======== Data provided

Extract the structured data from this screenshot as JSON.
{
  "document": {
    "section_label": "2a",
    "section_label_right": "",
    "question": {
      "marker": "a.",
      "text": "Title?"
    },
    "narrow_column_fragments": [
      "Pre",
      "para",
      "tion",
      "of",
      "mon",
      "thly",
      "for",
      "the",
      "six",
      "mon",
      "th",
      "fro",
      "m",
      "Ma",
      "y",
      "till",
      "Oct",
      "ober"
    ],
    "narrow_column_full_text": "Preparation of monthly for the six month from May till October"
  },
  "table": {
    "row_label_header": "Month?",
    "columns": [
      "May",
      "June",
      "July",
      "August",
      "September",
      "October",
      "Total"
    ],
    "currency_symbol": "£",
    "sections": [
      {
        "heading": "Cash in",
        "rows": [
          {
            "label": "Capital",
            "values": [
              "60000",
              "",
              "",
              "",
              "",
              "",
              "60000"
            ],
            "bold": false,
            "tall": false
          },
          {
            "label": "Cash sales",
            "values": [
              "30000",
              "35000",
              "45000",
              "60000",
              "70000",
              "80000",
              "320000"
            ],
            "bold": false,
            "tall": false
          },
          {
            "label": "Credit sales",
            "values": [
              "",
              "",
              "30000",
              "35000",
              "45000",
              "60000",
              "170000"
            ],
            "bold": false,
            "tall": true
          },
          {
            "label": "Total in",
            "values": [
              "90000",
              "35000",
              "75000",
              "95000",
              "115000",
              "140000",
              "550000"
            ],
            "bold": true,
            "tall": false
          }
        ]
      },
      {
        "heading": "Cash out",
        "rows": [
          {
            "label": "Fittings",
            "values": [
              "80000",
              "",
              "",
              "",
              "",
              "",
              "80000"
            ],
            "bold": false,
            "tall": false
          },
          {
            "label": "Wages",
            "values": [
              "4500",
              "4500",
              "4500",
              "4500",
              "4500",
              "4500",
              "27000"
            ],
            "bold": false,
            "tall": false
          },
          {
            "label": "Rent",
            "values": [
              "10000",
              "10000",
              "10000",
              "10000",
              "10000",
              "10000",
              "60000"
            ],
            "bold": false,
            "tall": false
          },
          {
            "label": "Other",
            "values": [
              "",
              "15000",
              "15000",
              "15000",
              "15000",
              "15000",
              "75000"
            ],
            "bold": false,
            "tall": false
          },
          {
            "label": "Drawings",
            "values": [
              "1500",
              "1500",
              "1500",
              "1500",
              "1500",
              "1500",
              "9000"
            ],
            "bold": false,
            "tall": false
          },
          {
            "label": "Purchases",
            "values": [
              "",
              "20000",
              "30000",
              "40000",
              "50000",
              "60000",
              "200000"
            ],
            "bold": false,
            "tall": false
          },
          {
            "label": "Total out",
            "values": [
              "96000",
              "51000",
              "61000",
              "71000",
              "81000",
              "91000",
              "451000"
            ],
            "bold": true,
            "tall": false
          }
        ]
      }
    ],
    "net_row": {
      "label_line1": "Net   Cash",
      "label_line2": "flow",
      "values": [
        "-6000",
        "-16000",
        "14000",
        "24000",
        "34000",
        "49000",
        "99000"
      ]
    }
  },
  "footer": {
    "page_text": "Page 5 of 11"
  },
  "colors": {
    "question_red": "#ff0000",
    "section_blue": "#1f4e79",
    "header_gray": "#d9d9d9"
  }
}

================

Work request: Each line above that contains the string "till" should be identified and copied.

Result of this exercise:
      "till",
    "narrow_column_full_text": "Preparation of monthly for the six month from May till October"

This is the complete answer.